Companies are no longer judged based on their marketing material. Staff and customers judge them based on their actions, big and small. The link between the way a company behaves and customers’ affiliation to the brand is clear and direct.
According to Lisa Roos, Business Development director for Merchants, South Africa’s largest contact centre operator and business process outsourcing provider, this inevitably calls for the contact centre, which is at the sharp end of delivering customer experience, to be an integral part of the organisation’s brand activism.
“At an obvious level, this means that contact centre agents must go beyond being employees to becoming brand activists. But getting to that point is not necessarily an obvious process. You can’t teach brand activism. It arises naturally from voluntary commitment to a brand, triggered by the integrity of the way a brand behaves.
“If you like a brand, you’ll talk about it with enthusiasm and you’ll represent it accurately. To like it, however, you have to respect the way it treats you and the world at large. Its behaviour must be consistent with what it promises.
“This doesn’t mean that all companies have to promise the same thing. It simply means knowing what you are, as an organisation, and then being that. If you are all about low prices, then it makes no sense to throw extravagant office parties at expensive venues with top end gifts and pricey entertainment.
“Your staff will mistrust the inconsistency and, as a consequence, be hesitant in promising to customers what they don’t believe the company delivers. By the same token, if your brand promise is founded on high value, then giving your staff cheap t-shirts at the Christmas party undermines the integrity of your brand.
“Driving brand loyalty is not difficult. It simply requires consistency. And it’s the consistency that will enable your contact centre agents to believe in your organisation and, therefore, become brand activists.”
Building blocks of consistency
Achieving consistency is a matter of putting small but essential organisational elements in place. These include treating both your agents and your customers fairly.
“When it comes to treating your customers fairly, no agent is going to live up to the ethos of putting the customer first and not letting customers off the line until their issue is resolved unless that agent believes absolutely that your organisation as a whole puts the customer first,” Roos says. “Why should an agent do what you won’t?”
Treating agents fairly includes enabling them to love their workplace and their jobs.
The generation of young people from which most contact centres draw their agents has a high social ethic. Merchants’ experience, derived from more than 30 years of operating contact centres for both local and international clients and, in the process, managing 4 000 seats, shows that agents are not motivated purely by financial or career incentives.
They want to work for organisations that invest in the community and protect the environment. They will leave organisations they believe to be lacking in social principles.

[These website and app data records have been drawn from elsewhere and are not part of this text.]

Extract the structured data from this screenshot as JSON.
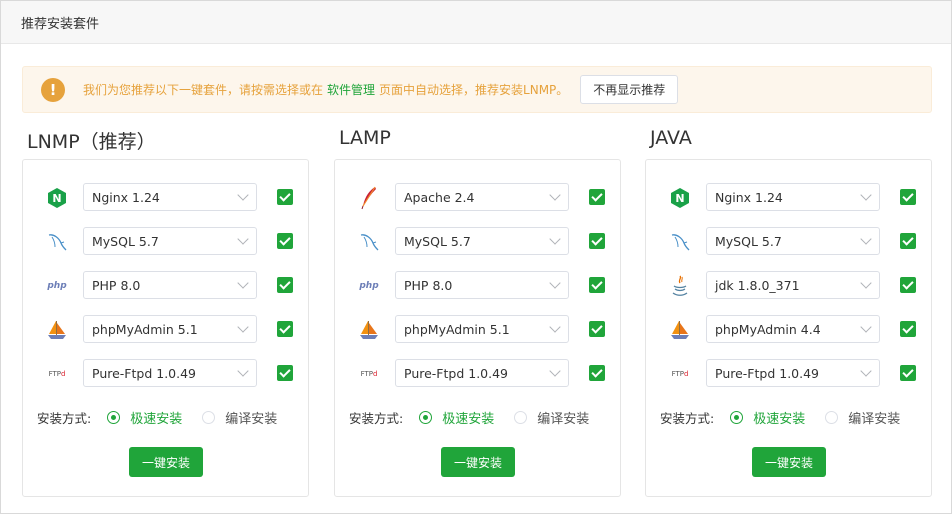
{
  "window": {
    "title": "推荐安装套件"
  },
  "notice": {
    "text_before": "我们为您推荐以下一键套件，请按需选择或在",
    "link": "软件管理",
    "text_after": "页面中自动选择，推荐安装LNMP。",
    "dismiss_label": "不再显示推荐"
  },
  "colors": {
    "accent": "#20a53a",
    "warning": "#e6a23c",
    "warning_bg": "#fdf6ec"
  },
  "labels": {
    "install_mode": "安装方式:",
    "fast": "极速安装",
    "compile": "编译安装",
    "install_button": "一键安装"
  },
  "suites": [
    {
      "title": "LNMP（推荐）",
      "items": [
        {
          "icon": "nginx-icon",
          "value": "Nginx 1.24",
          "checked": true
        },
        {
          "icon": "mysql-icon",
          "value": "MySQL 5.7",
          "checked": true
        },
        {
          "icon": "php-icon",
          "value": "PHP 8.0",
          "checked": true
        },
        {
          "icon": "phpmyadmin-icon",
          "value": "phpMyAdmin 5.1",
          "checked": true
        },
        {
          "icon": "pureftpd-icon",
          "value": "Pure-Ftpd 1.0.49",
          "checked": true
        }
      ],
      "mode": "fast"
    },
    {
      "title": "LAMP",
      "items": [
        {
          "icon": "apache-icon",
          "value": "Apache 2.4",
          "checked": true
        },
        {
          "icon": "mysql-icon",
          "value": "MySQL 5.7",
          "checked": true
        },
        {
          "icon": "php-icon",
          "value": "PHP 8.0",
          "checked": true
        },
        {
          "icon": "phpmyadmin-icon",
          "value": "phpMyAdmin 5.1",
          "checked": true
        },
        {
          "icon": "pureftpd-icon",
          "value": "Pure-Ftpd 1.0.49",
          "checked": true
        }
      ],
      "mode": "fast"
    },
    {
      "title": "JAVA",
      "items": [
        {
          "icon": "nginx-icon",
          "value": "Nginx 1.24",
          "checked": true
        },
        {
          "icon": "mysql-icon",
          "value": "MySQL 5.7",
          "checked": true
        },
        {
          "icon": "java-icon",
          "value": "jdk 1.8.0_371",
          "checked": true
        },
        {
          "icon": "phpmyadmin-icon",
          "value": "phpMyAdmin 4.4",
          "checked": true
        },
        {
          "icon": "pureftpd-icon",
          "value": "Pure-Ftpd 1.0.49",
          "checked": true
        }
      ],
      "mode": "fast"
    }
  ]
}
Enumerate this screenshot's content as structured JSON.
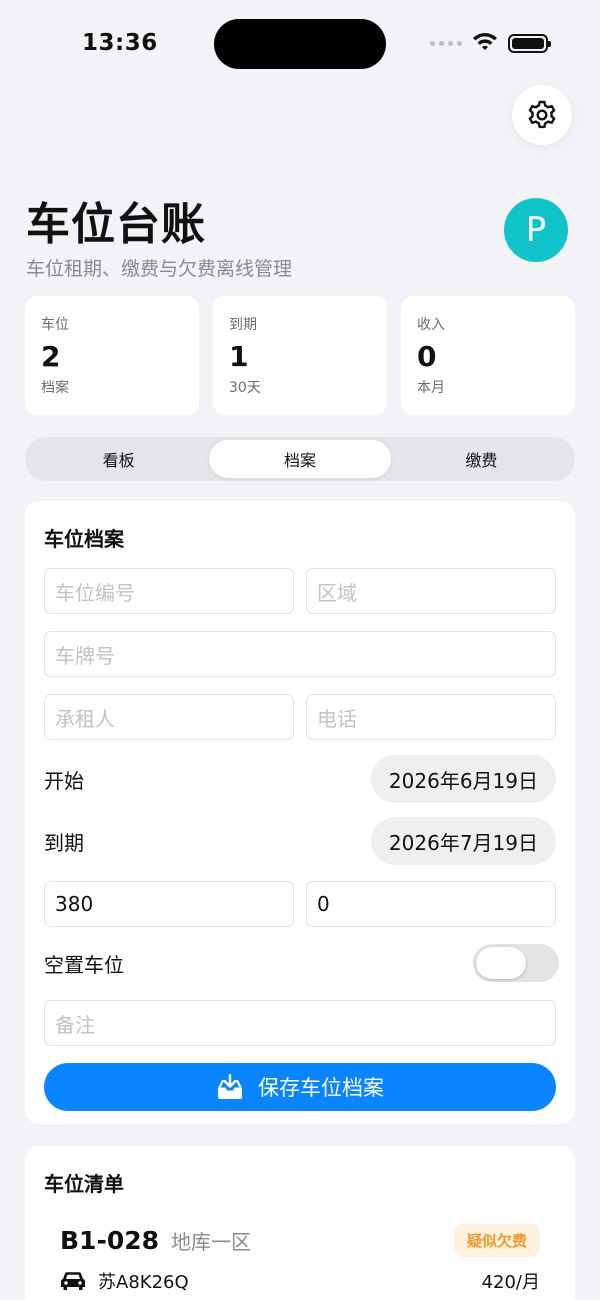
{
  "status_bar": {
    "time": "13:36"
  },
  "header": {
    "title": "车位台账",
    "subtitle": "车位租期、缴费与欠费离线管理",
    "avatar_letter": "P"
  },
  "stats": [
    {
      "label": "车位",
      "value": "2",
      "sub": "档案"
    },
    {
      "label": "到期",
      "value": "1",
      "sub": "30天"
    },
    {
      "label": "收入",
      "value": "0",
      "sub": "本月"
    }
  ],
  "tabs": [
    {
      "label": "看板",
      "active": false
    },
    {
      "label": "档案",
      "active": true
    },
    {
      "label": "缴费",
      "active": false
    }
  ],
  "form": {
    "title": "车位档案",
    "space_code_placeholder": "车位编号",
    "zone_placeholder": "区域",
    "plate_placeholder": "车牌号",
    "tenant_placeholder": "承租人",
    "phone_placeholder": "电话",
    "start_label": "开始",
    "start_date": "2026年6月19日",
    "end_label": "到期",
    "end_date": "2026年7月19日",
    "rent_value": "380",
    "deposit_value": "0",
    "vacant_label": "空置车位",
    "vacant_on": false,
    "note_placeholder": "备注",
    "save_label": "保存车位档案"
  },
  "list": {
    "title": "车位清单",
    "items": [
      {
        "code": "B1-028",
        "zone": "地库一区",
        "badge": "疑似欠费",
        "plate": "苏A8K26Q",
        "rent": "420/月"
      }
    ]
  },
  "colors": {
    "accent": "#0a84ff",
    "avatar": "#10c3c8",
    "badge_text": "#f39a2a",
    "badge_bg": "#fff1df",
    "background": "#f2f2f7"
  }
}
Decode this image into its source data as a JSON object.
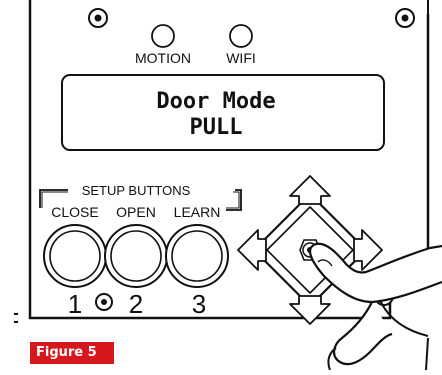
{
  "indicators": {
    "motion_label": "MOTION",
    "wifi_label": "WIFI"
  },
  "display": {
    "line1": "Door Mode",
    "line2": "PULL"
  },
  "setup": {
    "group_label": "SETUP BUTTONS",
    "buttons": [
      {
        "label": "CLOSE",
        "number": "1"
      },
      {
        "label": "OPEN",
        "number": "2"
      },
      {
        "label": "LEARN",
        "number": "3"
      }
    ]
  },
  "figure_caption": "Figure 5",
  "colors": {
    "caption_background": "#d6171d",
    "caption_text": "#ffffff",
    "line": "#111111"
  }
}
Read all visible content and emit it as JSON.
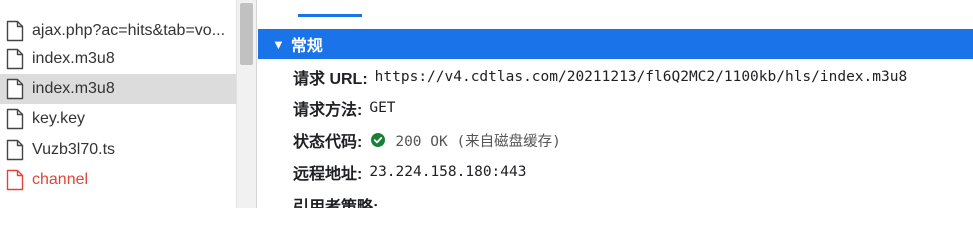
{
  "requests": [
    {
      "name": "ajax.php?ac=hits&tab=vo...",
      "selected": false,
      "error": false
    },
    {
      "name": "index.m3u8",
      "selected": false,
      "error": false
    },
    {
      "name": "index.m3u8",
      "selected": true,
      "error": false
    },
    {
      "name": "key.key",
      "selected": false,
      "error": false
    },
    {
      "name": "Vuzb3l70.ts",
      "selected": false,
      "error": false
    },
    {
      "name": "channel",
      "selected": false,
      "error": true
    }
  ],
  "general": {
    "section_title": "常规",
    "request_url_label": "请求 URL:",
    "request_url": "https://v4.cdtlas.com/20211213/fl6Q2MC2/1100kb/hls/index.m3u8",
    "request_method_label": "请求方法:",
    "request_method": "GET",
    "status_code_label": "状态代码:",
    "status_code": "200 OK (来自磁盘缓存)",
    "remote_address_label": "远程地址:",
    "remote_address": "23.224.158.180:443",
    "referrer_policy_label": "引用者策略:"
  },
  "colors": {
    "accent": "#1a73e8",
    "ok": "#188038",
    "error": "#e0453a",
    "selected": "#dcdcdc"
  }
}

“Of course agents want to earn good money and have opportunities to grow as people and employees,” Roos says. “And, in South Africa, where jobs are scarce and many young contact centre agents are taking care of extended families, there is tremendous appreciation of companies that do own contact centres and, thereby, create jobs.
“But, that doesn’t mean they will accept unpleasant working conditions or sell products and services they don’t believe in.”
Harnessing the social network
Understanding this is even more important in the context of the highly networked society in which most young people now function. The lines between home and work are blurring. For instance, Merchants agents frequently participate on weekends in their client’s online forums – or repost brand news on their private social media accounts and participate in online client events.
“In a networked world, organisations can no longer hide their intentions and behaviour from their employees or their customers,” Roos says. “For organisations that keep their brand promises, this is great news, because their contact centre agents quite willingly function as brand activists even when they’re not on the clock.”
Organisations that are surprised at the power of fair play in driving brand advocacy among their employees will also be taken aback by the effectiveness of internal recruitment referrals in achieving the same objective.
“Any member of staff who is enthusiastic about his workplace will recommend it to his friends and family,” Roos says. “This spreads positive brand information informally, enabling the organisation to build a strong community of third party brand advocates.
“It also gives you powerful internal cultural alignment and ensures that your employees take a direct interest in and, therefore, responsibility for the success of their colleagues. In the contact centre, this translates directly into exceptional customer experience. In fact, the ripple effect of internal recruitment referral can extend all the way to increased market share.”
From Roos’ perspective, any brand campaign that ignores the value of a contact centre as a vehicle for brand activism actually does the brand a disservice.
“However, for the contact centre to be such a vehicle it must function instinctively and naturally as a brand advocate. And that calls for the entire organisation to be clear about what it stands for and how it manifests that purpose.”